Friday, March 16, 2012

Found Art Friday 81

Today's pick of images have in common being wordcentric.  Are they really "art"? well that is our inquiry:
 And a subset called "birds and signage":
 Remember a while ago when The Art Ranger rhapsodized about the birds' nest in the Bagel sign. On each facet of the building.  And how it was the superior architecture of the a over, say the B for nest building that captured our imagination.

A few month later shows up this comfortable bird relationship: harmacy hmmm, interesting indeed. The way images are framed can make or  break it.  And a few months after that, this:

Which makes us not need any of their burnt sterilized coffee either.  The O might have worked quite well as a nest though.
From the Department of Homeland Inspiration Archives. Is he coming or going?
When viewed as a series,  the images are getting there. It's the subtle things such as dirty raindrops that can tip the scales toward "art".  Keep the peace. To be continued:  send images to

Friday, March 9, 2012

Found Art Friday 80

Dear Blogo folk,
How does memory affect our relationship to images?  Seeing is cumulative, what do you keep?  Now that we have been in residency at The Department of Homeland Inspiration for over two years, many images refer to earlier images from Found Art Fridays gone by.  Friend in the Bay Area, who contributes regularly, also names her photos! This allows for easy access. Good poetry as well.
A triplicate:
Sausage Man

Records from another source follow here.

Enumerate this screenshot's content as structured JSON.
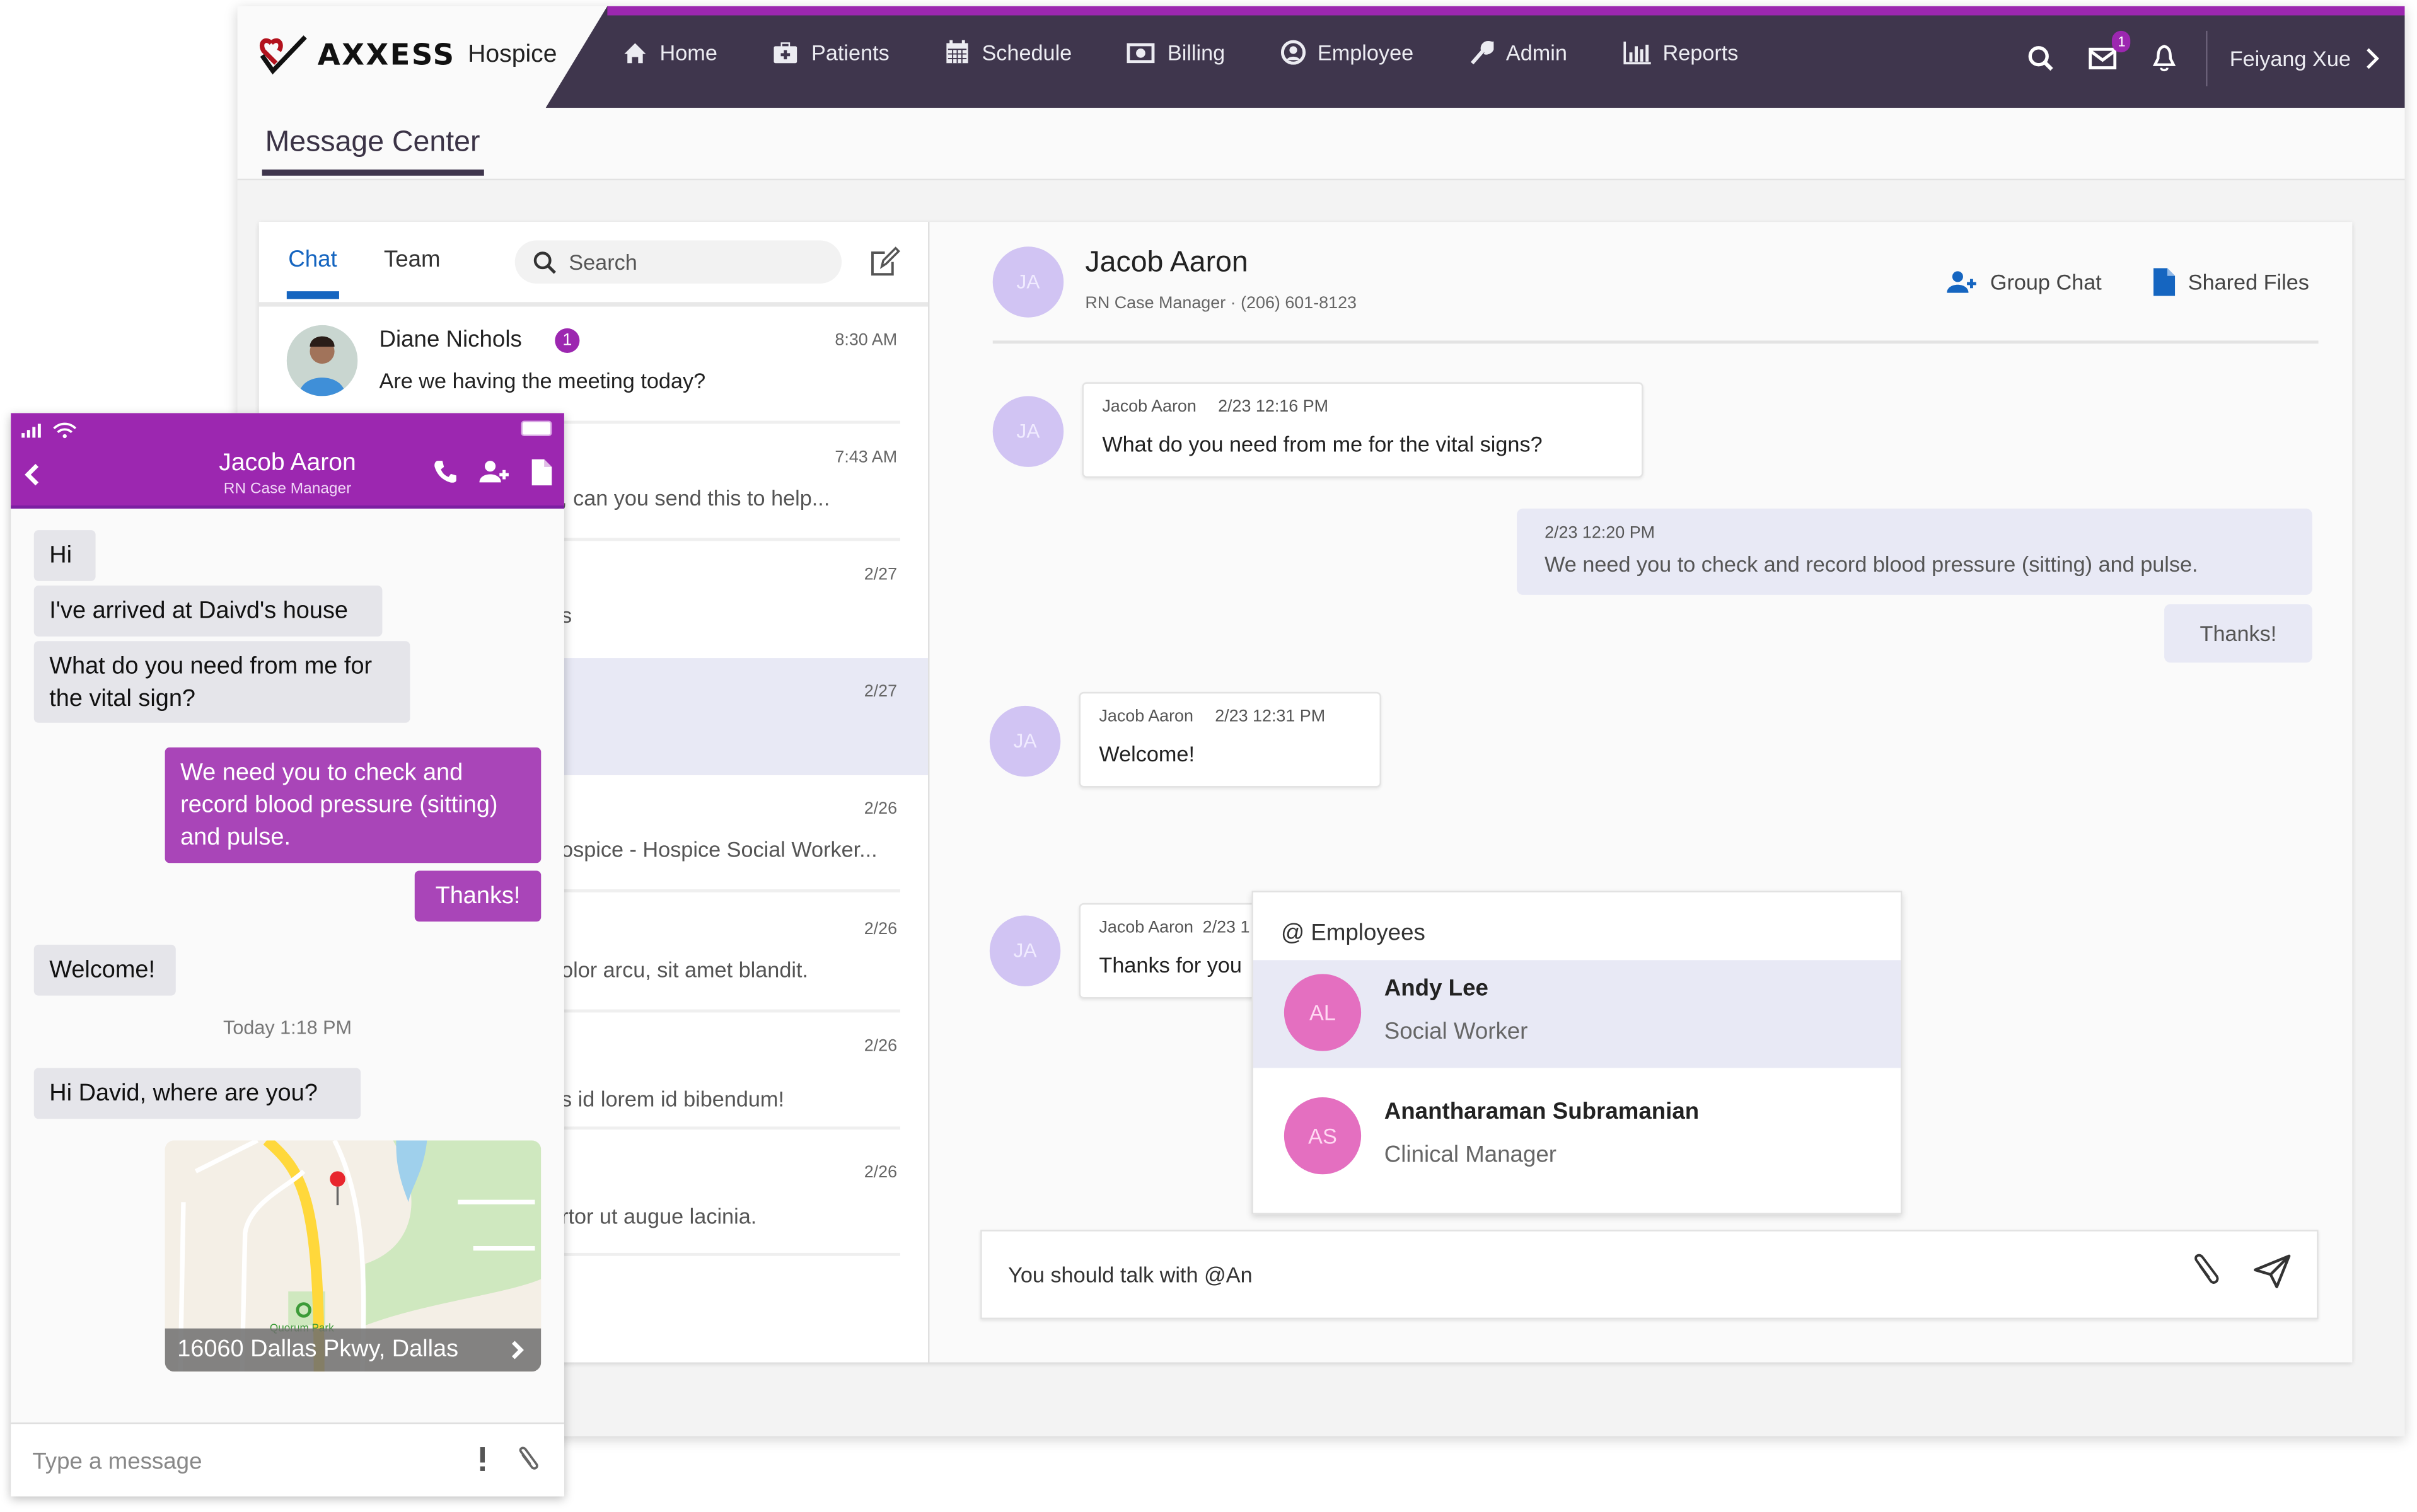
{
  "app": {
    "logo": {
      "brand": "AXXESS",
      "product": "Hospice"
    },
    "nav": [
      {
        "label": "Home",
        "icon": "home-icon"
      },
      {
        "label": "Patients",
        "icon": "medkit-icon"
      },
      {
        "label": "Schedule",
        "icon": "calendar-icon"
      },
      {
        "label": "Billing",
        "icon": "money-icon"
      },
      {
        "label": "Employee",
        "icon": "user-circle-icon"
      },
      {
        "label": "Admin",
        "icon": "wrench-icon"
      },
      {
        "label": "Reports",
        "icon": "bar-chart-icon"
      }
    ],
    "header_right": {
      "messages_badge": "1",
      "user_name": "Feiyang Xue"
    },
    "page_title": "Message Center",
    "colors": {
      "nav_bg": "#3f364d",
      "accent": "#9c27b0",
      "link_blue": "#1565c0",
      "avatar_lavender": "#d1c4f3",
      "avatar_pink": "#e46fc0",
      "selected_bg": "#e8e9f5"
    }
  },
  "list": {
    "tabs": [
      {
        "label": "Chat",
        "active": true
      },
      {
        "label": "Team",
        "active": false
      }
    ],
    "search_placeholder": "Search",
    "conversations": [
      {
        "name": "Diane Nichols",
        "unread": "1",
        "time": "8:30 AM",
        "preview": "Are we having the meeting today?"
      },
      {
        "name": "",
        "time": "7:43 AM",
        "preview": ", can you send this to help..."
      },
      {
        "name": "",
        "time": "2/27",
        "preview": "s"
      },
      {
        "name": "",
        "time": "2/27",
        "preview": "",
        "selected": true
      },
      {
        "name": "",
        "time": "2/26",
        "preview": "ospice - Hospice Social Worker..."
      },
      {
        "name": "",
        "time": "2/26",
        "preview": "olor arcu, sit amet blandit."
      },
      {
        "name": "",
        "time": "2/26",
        "preview": "s id lorem id bibendum!"
      },
      {
        "name": "",
        "time": "2/26",
        "preview": "rtor ut augue lacinia."
      }
    ]
  },
  "chat": {
    "contact": {
      "initials": "JA",
      "name": "Jacob Aaron",
      "subtitle": "RN Case Manager · (206) 601-8123"
    },
    "actions": {
      "group_chat": "Group Chat",
      "shared_files": "Shared Files"
    },
    "messages": [
      {
        "from": "Jacob Aaron",
        "initials": "JA",
        "time": "2/23 12:16 PM",
        "text": "What do you need from me for the vital signs?",
        "outgoing": false
      },
      {
        "time": "2/23 12:20 PM",
        "text": "We need you to check and record blood pressure (sitting) and pulse.",
        "outgoing": true
      },
      {
        "text": "Thanks!",
        "outgoing": true
      },
      {
        "from": "Jacob Aaron",
        "initials": "JA",
        "time": "2/23 12:31 PM",
        "text": "Welcome!",
        "outgoing": false
      },
      {
        "from": "Jacob Aaron",
        "initials": "JA",
        "time": "2/23 1",
        "text": "Thanks for you",
        "outgoing": false
      }
    ],
    "mention": {
      "header": "@ Employees",
      "items": [
        {
          "initials": "AL",
          "name": "Andy Lee",
          "role": "Social Worker",
          "selected": true
        },
        {
          "initials": "AS",
          "name": "Anantharaman Subramanian",
          "role": "Clinical Manager",
          "selected": false
        }
      ]
    },
    "composer_value": "You should talk with @An"
  },
  "mobile": {
    "title": "Jacob Aaron",
    "subtitle": "RN Case Manager",
    "messages": [
      {
        "text": "Hi",
        "me": false
      },
      {
        "text": "I've arrived at Daivd's house",
        "me": false
      },
      {
        "text": "What do you need from me for the vital sign?",
        "me": false
      },
      {
        "text": "We need you to check and record blood pressure (sitting) and pulse.",
        "me": true
      },
      {
        "text": "Thanks!",
        "me": true
      },
      {
        "text": "Welcome!",
        "me": false
      },
      {
        "text": "Hi David, where are you?",
        "me": false
      }
    ],
    "timestamp": "Today 1:18 PM",
    "map": {
      "address": "16060 Dallas Pkwy, Dallas",
      "park_label": "Quorum Park"
    },
    "input_placeholder": "Type a message"
  }
}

and Ceramic Yoga Tableaux

Which geographically takes Art Ranger to a photo, previously posted, from a day in San Francisco with her dear friend who recently passed.
No one else could have appreciated it the way the two of us did.

How often does one see "street art" as sculpture?  The scale, the ambiguous syrupy materials. the restaurant idling craftsmanship somehow draws you in. Deliberately displayed on top of a trash can with a convincing transmitter look.  Are aliens trying to talk to us through our coffee waste?
Photo by Jim Lindenthal.  Commentary by The Art Ranger: Is everyone on board now, about the moon having a navel?

So both to continue our study of patina, and tribute to pinochios nose, we sign off for today and leave the rest up to you. To have a point of view.
Contribute by emailing to:

Friday, March 2, 2012

Found art Friday 79

Dear Blogofolk,
This week's FAF box was nice and full. Thank you, tribe of technologically brave sharers.  These images by chance wove themselves together in an unexpected way:
Colors Patterns Textures

holes and reflections

1, 2) Bonnie Hotz, Salinas CA 
3) Jim Lindenthal in Pacific Grove. "criss-cross"
4) Susan Needleman: "birds of a feather"
5) A Friend in the Bay Area: Yarn bombing example
6) Jim Lindenthal. Bluebird.

In order to see, we have to isolate something for just a moment.

May you have a vital regular week and continue to see